years of the 50s and 60s when the pageant was a broadcast that viewers
of all ages did not want to miss. But more than acceptable in a divided
television world of endless cable channels.

Perhaps the pageant has survived as long as it has on reputation, and the
viewing habits of an audience that has been aging each year. The shocking
Vanessa Williams scandal of 1984 did not destroy the pageant. Neither did
Bert Park's replacement as master of ceremonies a couple of years earlier.
Could any man ever equal his rendition of "There She Is Miss America?"

Park's signature song in the event.

Vanessa Williams, notwithstanding, what has apparently done in Miss
America is SEX. The easy accessibility of tawdry entertainment not only
on broadcast television, but via cable, vcr tapes, cds, and downloadable
product from the internet. The once risque Miss America pageant has been
rendered into irrelevancy. Adult beauty pageants are no longer particulary
cool or hip, and as they remain on the broadcast channels are now an easy
target for ever zealous right-wingers who dislike women parading around
half-naked on television. Zealots who knew they were overmatched during
the pageant's popular heyday.

The Miss America Pageant is out-of-touch with the America of the 2000's.
Just as the variety show format is long-dead, these type of pageants have
been on struggling for years. They are like something that belonged to
an old aunt. Too precious to throw away. But not really worth the trouble
to bring down from the attic for a new appraisal.

Network television today is reality show mad. Actresses willingly appear
on the repugnant "Fear Factor" to perform repugnant feats. Would Miss
American do that!
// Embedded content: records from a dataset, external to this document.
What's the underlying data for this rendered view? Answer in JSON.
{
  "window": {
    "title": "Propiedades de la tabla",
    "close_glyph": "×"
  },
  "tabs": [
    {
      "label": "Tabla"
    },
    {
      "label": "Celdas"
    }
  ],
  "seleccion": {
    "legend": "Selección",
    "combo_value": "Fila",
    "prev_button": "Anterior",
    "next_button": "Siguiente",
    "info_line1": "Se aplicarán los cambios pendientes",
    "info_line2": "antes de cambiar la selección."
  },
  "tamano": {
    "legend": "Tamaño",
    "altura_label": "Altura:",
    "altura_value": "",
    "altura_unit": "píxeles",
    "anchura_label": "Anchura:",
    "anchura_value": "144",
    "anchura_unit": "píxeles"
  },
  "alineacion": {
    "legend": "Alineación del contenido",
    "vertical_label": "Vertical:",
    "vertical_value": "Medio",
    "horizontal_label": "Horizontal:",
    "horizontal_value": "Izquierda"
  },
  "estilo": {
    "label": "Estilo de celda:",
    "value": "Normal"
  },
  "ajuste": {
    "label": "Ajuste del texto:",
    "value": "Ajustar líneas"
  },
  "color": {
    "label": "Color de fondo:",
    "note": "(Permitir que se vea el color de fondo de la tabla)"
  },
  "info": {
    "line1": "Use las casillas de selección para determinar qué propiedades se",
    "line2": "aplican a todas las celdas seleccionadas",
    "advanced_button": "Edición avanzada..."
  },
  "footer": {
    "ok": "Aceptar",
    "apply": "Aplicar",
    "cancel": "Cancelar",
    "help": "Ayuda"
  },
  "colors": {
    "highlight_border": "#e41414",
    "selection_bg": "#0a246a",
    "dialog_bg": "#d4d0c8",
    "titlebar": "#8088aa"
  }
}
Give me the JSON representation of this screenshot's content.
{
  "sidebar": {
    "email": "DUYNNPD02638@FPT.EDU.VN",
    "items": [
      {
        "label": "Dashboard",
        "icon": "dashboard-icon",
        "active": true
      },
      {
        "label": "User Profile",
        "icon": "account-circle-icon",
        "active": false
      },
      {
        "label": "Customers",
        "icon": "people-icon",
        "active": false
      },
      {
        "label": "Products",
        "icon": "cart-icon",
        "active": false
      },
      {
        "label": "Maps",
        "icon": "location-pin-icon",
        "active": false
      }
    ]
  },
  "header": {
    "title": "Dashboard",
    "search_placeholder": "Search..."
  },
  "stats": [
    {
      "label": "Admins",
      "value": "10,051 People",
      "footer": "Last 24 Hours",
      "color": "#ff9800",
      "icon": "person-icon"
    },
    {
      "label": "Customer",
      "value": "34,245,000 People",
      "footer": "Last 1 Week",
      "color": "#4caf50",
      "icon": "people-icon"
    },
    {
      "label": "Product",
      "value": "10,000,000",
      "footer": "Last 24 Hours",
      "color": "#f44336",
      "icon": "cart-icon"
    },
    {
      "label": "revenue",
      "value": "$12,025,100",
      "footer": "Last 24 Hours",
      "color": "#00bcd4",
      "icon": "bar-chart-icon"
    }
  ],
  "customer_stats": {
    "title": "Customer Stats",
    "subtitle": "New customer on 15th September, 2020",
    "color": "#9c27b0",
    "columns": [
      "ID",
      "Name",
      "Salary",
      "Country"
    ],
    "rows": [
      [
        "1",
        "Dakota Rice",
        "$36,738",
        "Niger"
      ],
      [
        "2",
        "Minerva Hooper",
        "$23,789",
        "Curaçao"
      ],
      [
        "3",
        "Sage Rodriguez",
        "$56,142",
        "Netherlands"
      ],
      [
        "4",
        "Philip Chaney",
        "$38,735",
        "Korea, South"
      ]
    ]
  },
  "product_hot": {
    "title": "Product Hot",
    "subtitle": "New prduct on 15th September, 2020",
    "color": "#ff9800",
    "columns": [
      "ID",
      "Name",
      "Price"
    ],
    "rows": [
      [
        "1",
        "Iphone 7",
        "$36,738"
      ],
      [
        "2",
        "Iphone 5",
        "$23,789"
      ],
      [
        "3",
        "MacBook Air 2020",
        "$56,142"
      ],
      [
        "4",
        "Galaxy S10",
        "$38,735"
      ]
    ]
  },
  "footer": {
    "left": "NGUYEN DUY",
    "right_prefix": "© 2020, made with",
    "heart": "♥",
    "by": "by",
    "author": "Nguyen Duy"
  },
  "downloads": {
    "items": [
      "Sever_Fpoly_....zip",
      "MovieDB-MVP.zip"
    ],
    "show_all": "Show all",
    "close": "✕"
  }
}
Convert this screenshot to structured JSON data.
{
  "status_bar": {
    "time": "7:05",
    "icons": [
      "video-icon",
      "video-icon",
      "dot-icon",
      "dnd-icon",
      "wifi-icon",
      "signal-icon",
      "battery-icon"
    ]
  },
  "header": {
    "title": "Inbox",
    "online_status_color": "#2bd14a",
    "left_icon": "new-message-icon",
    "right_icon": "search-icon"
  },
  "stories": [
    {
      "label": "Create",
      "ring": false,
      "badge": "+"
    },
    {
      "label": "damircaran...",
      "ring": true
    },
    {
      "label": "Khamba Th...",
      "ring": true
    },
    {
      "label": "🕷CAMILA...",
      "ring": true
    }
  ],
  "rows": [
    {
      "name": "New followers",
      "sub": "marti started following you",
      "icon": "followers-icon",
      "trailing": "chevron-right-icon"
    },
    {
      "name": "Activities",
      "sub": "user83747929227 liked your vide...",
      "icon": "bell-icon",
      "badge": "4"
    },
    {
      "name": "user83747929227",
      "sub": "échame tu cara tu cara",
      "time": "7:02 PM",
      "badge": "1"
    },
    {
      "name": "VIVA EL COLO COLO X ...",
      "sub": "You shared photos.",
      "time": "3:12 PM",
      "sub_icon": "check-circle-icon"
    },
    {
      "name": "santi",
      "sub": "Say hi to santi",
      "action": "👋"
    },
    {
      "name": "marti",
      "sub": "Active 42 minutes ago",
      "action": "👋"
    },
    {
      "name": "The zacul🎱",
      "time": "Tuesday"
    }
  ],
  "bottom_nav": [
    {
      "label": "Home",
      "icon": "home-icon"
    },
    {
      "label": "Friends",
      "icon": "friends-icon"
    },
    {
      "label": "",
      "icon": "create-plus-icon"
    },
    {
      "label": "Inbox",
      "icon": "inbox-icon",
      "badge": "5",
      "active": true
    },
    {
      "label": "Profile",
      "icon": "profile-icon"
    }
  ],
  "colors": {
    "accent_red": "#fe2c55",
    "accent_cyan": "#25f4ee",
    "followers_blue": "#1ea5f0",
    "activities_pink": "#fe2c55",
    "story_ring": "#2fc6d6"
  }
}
Probably not.

Reality television is full of racy reparte between nubile singles. The focus
of the shows are frequently about what couple will pair off. Certainly not
on camera. -- But that is about as far from Miss America as you can get.

The emphasis in reality television is for spontaneity. Even if some events
are staged, the contestants reactions to them are not. People cry. People
fight. People plot against one another. People reveal their innermost emotions.
In comparison, the Miss America beauty "contest" seems from another

And speaking of Vanessa Williams. Her "artful" photographs did not
prevent her from becoming a successful recording artist. But her reputation
remained tarnished for years. Unlike Vanessa, scandal has actually helped
reality star Paris Hilton of internet sex-tape fame. { was that whole deal
a publicity stunt? } Paris and her equally bubble-brained co-star, Nichole
Richie, give the viewer everything that the haughty Miss America pageant

That is, strikingly beautiful young babes just being themselves, and not
afraid to be seen as less than perfect { or anywhere near... } in front of the
entire nation. Racy photographs and sex tapes on the internet are just part
of the new landscape. Such intimacies in the public domain might discourage
certain potential viewers from tuning in. But they won't stop the show,
so to speak. This is a wholesale change in culture. Just as slap-stick comedy
passed into television history with Lucille Ball. Quaint beauty pageants
just don't connect with the modern audience, as they once did.

Does anybody care any more about elegant, well-spoken young women
in bathing suits? Have we lost regard for their commendable aspirations
to become the next generation of doctors, lawyers, school teachers,
industrialists, and other contributing members of society?

The rating numbers do not lie.

Miss America may not be dead. But she's certainly on life support.